ABOUT THIS EXERCISE: Leave the pictures out while you restate every entry below word for word.

[Stored records]
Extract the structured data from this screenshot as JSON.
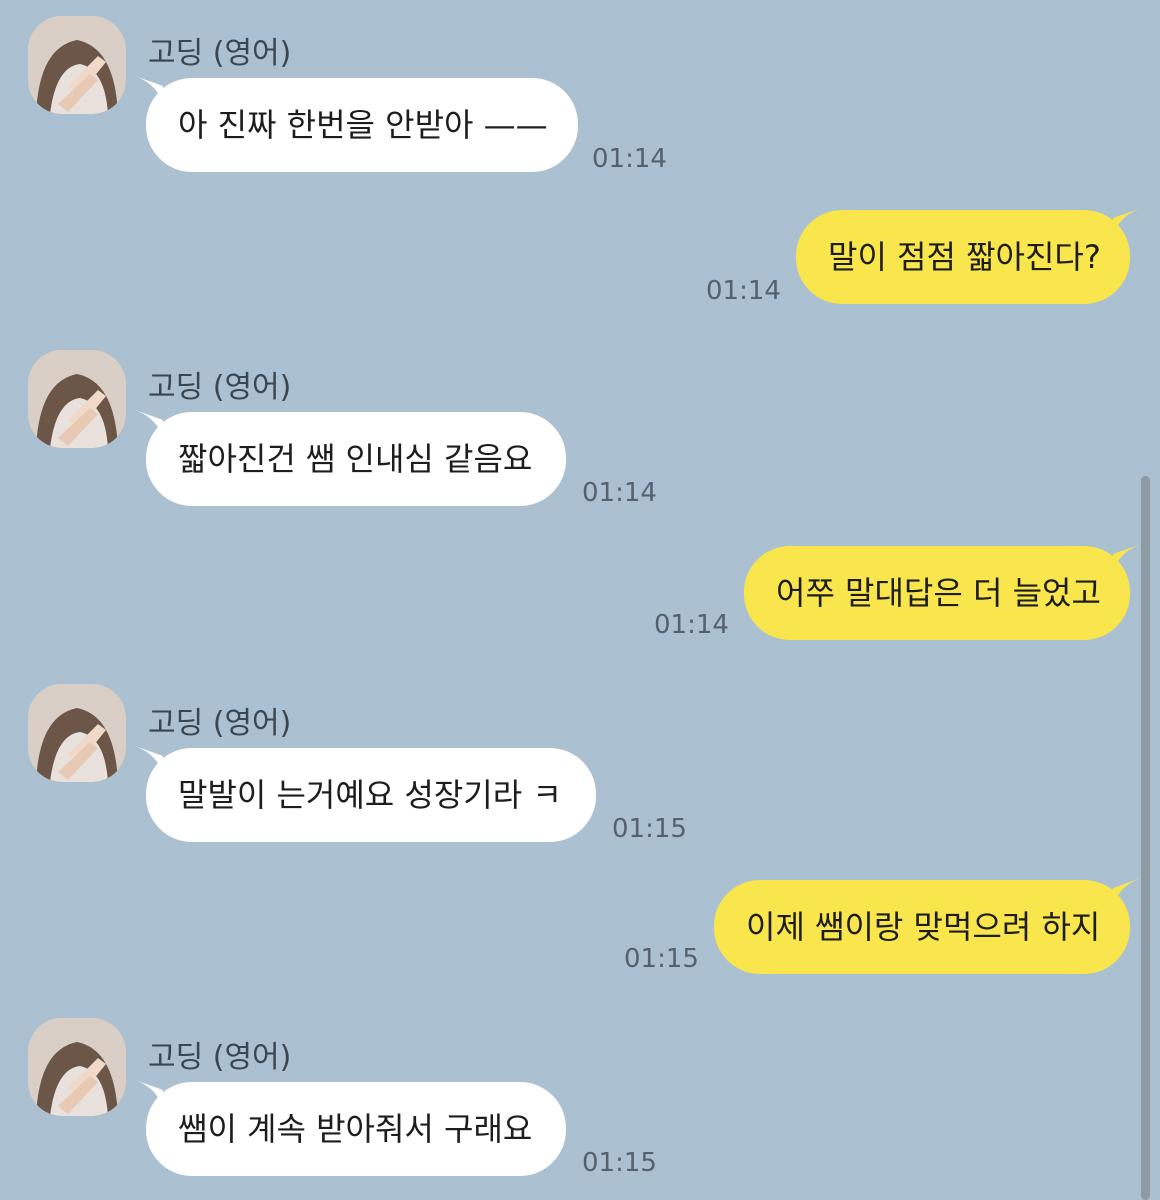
{
  "chat": {
    "sender_name": "고딩 (영어)",
    "messages": [
      {
        "from": "them",
        "text": "아 진짜 한번을 안받아 ——",
        "time": "01:14"
      },
      {
        "from": "me",
        "text": "말이 점점 짧아진다?",
        "time": "01:14"
      },
      {
        "from": "them",
        "text": "짧아진건 쌤 인내심 같음요",
        "time": "01:14"
      },
      {
        "from": "me",
        "text": "어쭈 말대답은 더 늘었고",
        "time": "01:14"
      },
      {
        "from": "them",
        "text": "말발이 는거예요 성장기라 ㅋ",
        "time": "01:15"
      },
      {
        "from": "me",
        "text": "이제 쌤이랑 맞먹으려 하지",
        "time": "01:15"
      },
      {
        "from": "them",
        "text": "쌤이 계속 받아줘서 구래요",
        "time": "01:15"
      }
    ]
  },
  "colors": {
    "background": "#abc0d1",
    "incoming_bubble": "#ffffff",
    "outgoing_bubble": "#f9e64c"
  }
}
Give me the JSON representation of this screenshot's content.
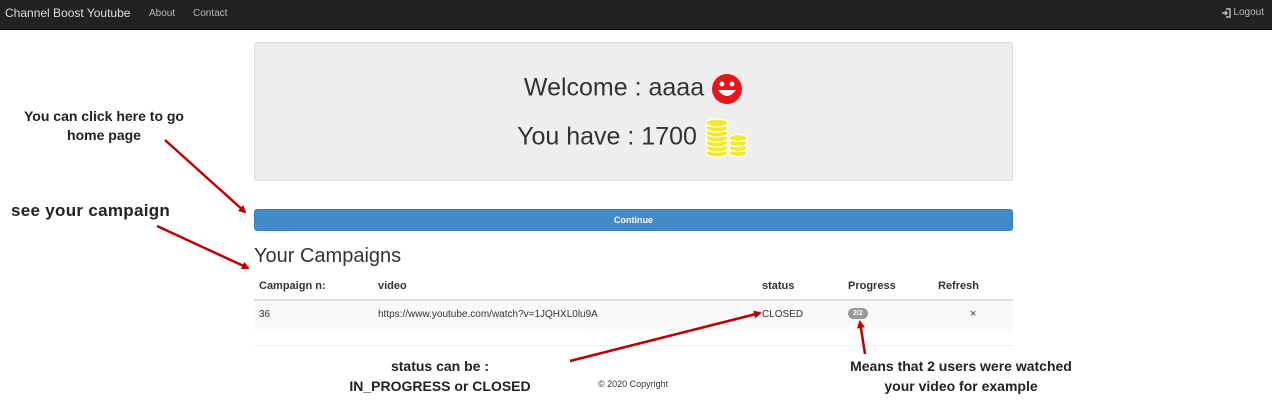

EXPECTED ANSWER:
Extract the structured data from this screenshot as JSON.
{
  "chat": {
    "sender_name": "고딩 (영어)",
    "messages": [
      {
        "from": "them",
        "text": "아 진짜 한번을 안받아 ——",
        "time": "01:14"
      },
      {
        "from": "me",
        "text": "말이 점점 짧아진다?",
        "time": "01:14"
      },
      {
        "from": "them",
        "text": "짧아진건 쌤 인내심 같음요",
        "time": "01:14"
      },
      {
        "from": "me",
        "text": "어쭈 말대답은 더 늘었고",
        "time": "01:14"
      },
      {
        "from": "them",
        "text": "말발이 는거예요 성장기라 ㅋ",
        "time": "01:15"
      },
      {
        "from": "me",
        "text": "이제 쌤이랑 맞먹으려 하지",
        "time": "01:15"
      },
      {
        "from": "them",
        "text": "쌤이 계속 받아줘서 구래요",
        "time": "01:15"
      }
    ]
  },
  "colors": {
    "background": "#abc0d1",
    "incoming_bubble": "#ffffff",
    "outgoing_bubble": "#f9e64c"
  }
}
Give me the JSON representation of this screenshot's content.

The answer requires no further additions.